If she knew, she'd grab it 10X/day and inject herself... her toys.. her sisters...


On Aug 31, 2004

My son just turned 5, he has known how to use the Epi since he was 4. He had watched me teaching other family members; it turned out he had been watching closely and knew without my having to tech him. So I went over it with him, explained that he would have to hold it for a count of ten, and we have practiced with the trainer many times. I don't worry about him "playing" with it, because they are always stored well out of his reach. I don't have him carry it at school because 1-the school is *very* small, and the epi is always just steps away, and 2-he's never had a reaction since he was a baby, so he wouldn't be able to make the determination if he was having one or not.

On Aug 31, 2004

What works for one does not necessarily work for another family/child.

Our daughter who is now 22 almost passed out the other day when I asked her to practice with an old epi pen on an orange.
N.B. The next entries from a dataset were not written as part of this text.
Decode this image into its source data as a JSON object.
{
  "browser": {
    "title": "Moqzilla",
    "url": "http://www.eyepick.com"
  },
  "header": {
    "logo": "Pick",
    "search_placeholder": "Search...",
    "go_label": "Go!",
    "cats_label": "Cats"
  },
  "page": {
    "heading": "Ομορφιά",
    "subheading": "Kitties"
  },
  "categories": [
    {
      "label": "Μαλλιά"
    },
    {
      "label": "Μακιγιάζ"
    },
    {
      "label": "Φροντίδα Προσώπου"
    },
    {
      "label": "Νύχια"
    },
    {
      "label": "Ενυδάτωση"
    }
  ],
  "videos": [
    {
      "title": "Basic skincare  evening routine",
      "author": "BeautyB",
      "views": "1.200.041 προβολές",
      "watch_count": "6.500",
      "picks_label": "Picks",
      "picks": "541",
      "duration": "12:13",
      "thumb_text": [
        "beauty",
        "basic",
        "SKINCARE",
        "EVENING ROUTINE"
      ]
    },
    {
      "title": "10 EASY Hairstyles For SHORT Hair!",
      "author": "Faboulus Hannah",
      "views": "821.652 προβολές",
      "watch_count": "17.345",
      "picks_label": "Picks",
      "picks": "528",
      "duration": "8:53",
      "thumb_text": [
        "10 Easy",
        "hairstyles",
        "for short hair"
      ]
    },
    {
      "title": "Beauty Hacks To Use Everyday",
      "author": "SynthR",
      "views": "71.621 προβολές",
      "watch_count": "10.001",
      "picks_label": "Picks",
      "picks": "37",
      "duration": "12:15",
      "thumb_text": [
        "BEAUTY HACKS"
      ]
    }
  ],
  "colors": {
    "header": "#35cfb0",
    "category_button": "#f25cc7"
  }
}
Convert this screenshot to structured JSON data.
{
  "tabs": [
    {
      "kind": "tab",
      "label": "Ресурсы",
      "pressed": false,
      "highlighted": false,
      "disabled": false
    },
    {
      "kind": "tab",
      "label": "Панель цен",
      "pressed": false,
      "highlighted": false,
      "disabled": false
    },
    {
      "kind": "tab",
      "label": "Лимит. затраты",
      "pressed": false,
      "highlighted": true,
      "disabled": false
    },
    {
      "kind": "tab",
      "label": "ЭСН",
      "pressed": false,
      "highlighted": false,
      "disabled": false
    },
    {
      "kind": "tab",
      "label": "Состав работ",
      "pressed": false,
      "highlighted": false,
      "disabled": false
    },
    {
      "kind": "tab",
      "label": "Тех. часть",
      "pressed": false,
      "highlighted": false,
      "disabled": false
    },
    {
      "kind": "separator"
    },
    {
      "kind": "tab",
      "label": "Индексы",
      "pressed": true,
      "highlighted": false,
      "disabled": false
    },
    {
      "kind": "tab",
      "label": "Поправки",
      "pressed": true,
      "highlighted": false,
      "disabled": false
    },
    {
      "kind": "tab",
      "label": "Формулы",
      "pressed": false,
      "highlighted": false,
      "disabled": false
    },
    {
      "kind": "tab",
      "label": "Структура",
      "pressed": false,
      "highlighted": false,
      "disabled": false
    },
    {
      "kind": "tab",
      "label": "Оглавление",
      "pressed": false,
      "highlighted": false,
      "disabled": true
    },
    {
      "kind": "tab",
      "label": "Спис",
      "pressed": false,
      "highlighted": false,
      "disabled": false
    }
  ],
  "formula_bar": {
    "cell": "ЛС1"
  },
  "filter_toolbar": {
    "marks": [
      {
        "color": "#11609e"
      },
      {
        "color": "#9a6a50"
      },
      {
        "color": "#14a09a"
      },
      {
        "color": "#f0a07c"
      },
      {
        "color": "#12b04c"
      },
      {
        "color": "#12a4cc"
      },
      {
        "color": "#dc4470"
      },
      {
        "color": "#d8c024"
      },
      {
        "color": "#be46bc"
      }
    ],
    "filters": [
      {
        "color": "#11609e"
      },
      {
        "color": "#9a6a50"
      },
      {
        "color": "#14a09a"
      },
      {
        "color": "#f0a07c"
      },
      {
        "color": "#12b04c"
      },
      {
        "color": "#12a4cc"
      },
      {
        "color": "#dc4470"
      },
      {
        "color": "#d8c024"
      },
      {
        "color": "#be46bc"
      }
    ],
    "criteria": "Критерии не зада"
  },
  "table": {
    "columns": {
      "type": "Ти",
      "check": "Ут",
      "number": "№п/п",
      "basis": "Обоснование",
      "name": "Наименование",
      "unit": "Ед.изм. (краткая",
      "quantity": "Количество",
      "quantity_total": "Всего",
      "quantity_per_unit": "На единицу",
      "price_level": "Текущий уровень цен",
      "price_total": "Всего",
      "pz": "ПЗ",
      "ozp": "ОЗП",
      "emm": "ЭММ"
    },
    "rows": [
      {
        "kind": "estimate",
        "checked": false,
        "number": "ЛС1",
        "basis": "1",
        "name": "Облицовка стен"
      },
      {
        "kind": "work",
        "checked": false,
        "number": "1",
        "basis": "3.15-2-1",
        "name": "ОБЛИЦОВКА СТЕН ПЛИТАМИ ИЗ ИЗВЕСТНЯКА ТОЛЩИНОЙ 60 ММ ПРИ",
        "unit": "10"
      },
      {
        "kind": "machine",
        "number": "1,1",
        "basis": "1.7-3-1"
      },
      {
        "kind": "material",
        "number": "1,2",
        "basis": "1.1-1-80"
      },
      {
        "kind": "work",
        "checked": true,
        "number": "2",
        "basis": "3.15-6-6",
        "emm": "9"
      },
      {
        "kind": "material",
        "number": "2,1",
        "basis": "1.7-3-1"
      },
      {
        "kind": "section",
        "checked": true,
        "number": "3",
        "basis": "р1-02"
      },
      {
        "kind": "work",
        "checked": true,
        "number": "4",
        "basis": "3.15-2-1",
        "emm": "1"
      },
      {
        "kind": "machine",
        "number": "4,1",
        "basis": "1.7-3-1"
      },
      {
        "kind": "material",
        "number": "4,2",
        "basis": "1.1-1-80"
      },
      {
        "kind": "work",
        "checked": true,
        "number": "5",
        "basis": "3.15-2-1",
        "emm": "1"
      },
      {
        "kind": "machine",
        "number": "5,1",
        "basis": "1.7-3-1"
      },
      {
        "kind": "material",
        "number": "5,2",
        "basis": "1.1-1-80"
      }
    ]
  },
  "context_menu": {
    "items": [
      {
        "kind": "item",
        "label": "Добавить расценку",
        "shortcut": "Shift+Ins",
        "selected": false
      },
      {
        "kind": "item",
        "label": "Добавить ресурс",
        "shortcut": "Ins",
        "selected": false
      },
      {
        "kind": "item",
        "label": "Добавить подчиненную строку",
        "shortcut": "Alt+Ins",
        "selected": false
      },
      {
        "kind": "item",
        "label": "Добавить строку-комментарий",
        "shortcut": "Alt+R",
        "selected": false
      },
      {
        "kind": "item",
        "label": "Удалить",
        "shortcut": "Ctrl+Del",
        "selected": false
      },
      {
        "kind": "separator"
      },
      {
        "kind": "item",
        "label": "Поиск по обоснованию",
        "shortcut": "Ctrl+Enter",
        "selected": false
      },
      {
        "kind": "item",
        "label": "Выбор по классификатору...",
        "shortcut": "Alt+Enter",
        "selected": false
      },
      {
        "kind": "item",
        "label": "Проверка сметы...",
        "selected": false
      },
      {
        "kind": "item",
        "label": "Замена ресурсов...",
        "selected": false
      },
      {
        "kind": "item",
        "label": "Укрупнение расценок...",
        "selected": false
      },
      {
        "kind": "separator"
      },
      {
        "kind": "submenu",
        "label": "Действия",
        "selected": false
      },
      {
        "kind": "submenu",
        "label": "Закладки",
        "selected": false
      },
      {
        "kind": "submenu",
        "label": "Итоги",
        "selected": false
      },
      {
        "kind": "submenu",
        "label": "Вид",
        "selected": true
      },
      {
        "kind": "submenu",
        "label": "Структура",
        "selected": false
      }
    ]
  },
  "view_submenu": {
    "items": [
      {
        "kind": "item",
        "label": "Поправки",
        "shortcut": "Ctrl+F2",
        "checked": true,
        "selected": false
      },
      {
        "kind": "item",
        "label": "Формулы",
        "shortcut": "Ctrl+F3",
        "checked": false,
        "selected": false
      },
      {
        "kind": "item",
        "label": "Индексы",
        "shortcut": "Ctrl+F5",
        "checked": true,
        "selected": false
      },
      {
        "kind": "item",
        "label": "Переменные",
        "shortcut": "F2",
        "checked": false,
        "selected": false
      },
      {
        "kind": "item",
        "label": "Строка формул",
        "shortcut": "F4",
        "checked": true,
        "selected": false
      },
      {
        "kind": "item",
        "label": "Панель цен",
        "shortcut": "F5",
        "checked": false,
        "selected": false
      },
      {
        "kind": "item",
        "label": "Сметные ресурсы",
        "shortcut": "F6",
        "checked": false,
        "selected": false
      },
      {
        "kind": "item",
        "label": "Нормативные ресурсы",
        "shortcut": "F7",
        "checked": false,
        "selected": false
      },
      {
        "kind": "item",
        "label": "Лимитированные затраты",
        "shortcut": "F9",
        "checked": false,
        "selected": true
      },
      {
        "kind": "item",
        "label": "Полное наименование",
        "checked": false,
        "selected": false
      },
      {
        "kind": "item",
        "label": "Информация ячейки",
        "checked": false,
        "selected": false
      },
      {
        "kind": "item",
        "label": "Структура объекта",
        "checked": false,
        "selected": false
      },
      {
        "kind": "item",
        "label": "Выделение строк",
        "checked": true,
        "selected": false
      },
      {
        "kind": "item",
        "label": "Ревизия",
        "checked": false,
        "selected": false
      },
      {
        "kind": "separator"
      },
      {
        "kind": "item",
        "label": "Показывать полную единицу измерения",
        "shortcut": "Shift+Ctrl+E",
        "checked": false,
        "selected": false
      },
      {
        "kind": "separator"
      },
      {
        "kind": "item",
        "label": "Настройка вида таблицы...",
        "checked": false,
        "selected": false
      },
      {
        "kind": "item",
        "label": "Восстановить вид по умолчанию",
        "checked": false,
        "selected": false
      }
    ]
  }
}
That is who she is. I assume/pray she will rise to the occasion if necessary since she is 1000% responsible in everything else she does.

I know DS will use his epi pen if he needs it and that is what I need to know and worked so hard to accomplish.


On Aug 31, 2004

PEG you make me laugh because Chris has had a ton of shots over the years and hates to see a needle. It makes him very sweemish. My Dd can not see the littlest amount of blood or she gets queezy. good luck Claire

On Aug 31, 2004

Jason, you raise a very good point. You have to know your own child.

My son is 6 and I started teaching him with the trainer this past spring. Prior to that, I was worried about him freaking about the whole thing. (He really is afraid of everything, including needles.)

He has started over-coming some of his fears, and although I do not expect him to use it on himself, I felt the time was right to start teaching him. Part of this, is hoping that IF we ever need to use it on him he will co-operate.

On Aug 31, 2004

DS used to pass out at the pediatricians regularly when getting vaccinations. He called it napping.

And then we did allergy shots. Three shots three times a week for all of us. He got used to needles pretty quickly after that.

Also got rid of most of his and my environmental allergies.


On Aug 31, 2004

our DS is almost 6. I taught him how to use the epi-pen last year when he started to wear the belt. I also taught his 7 yr brother and 31/2 yr. sister. If they were alone outside or with a sitter who was scared to give it, I know one of his sibblings would help him out.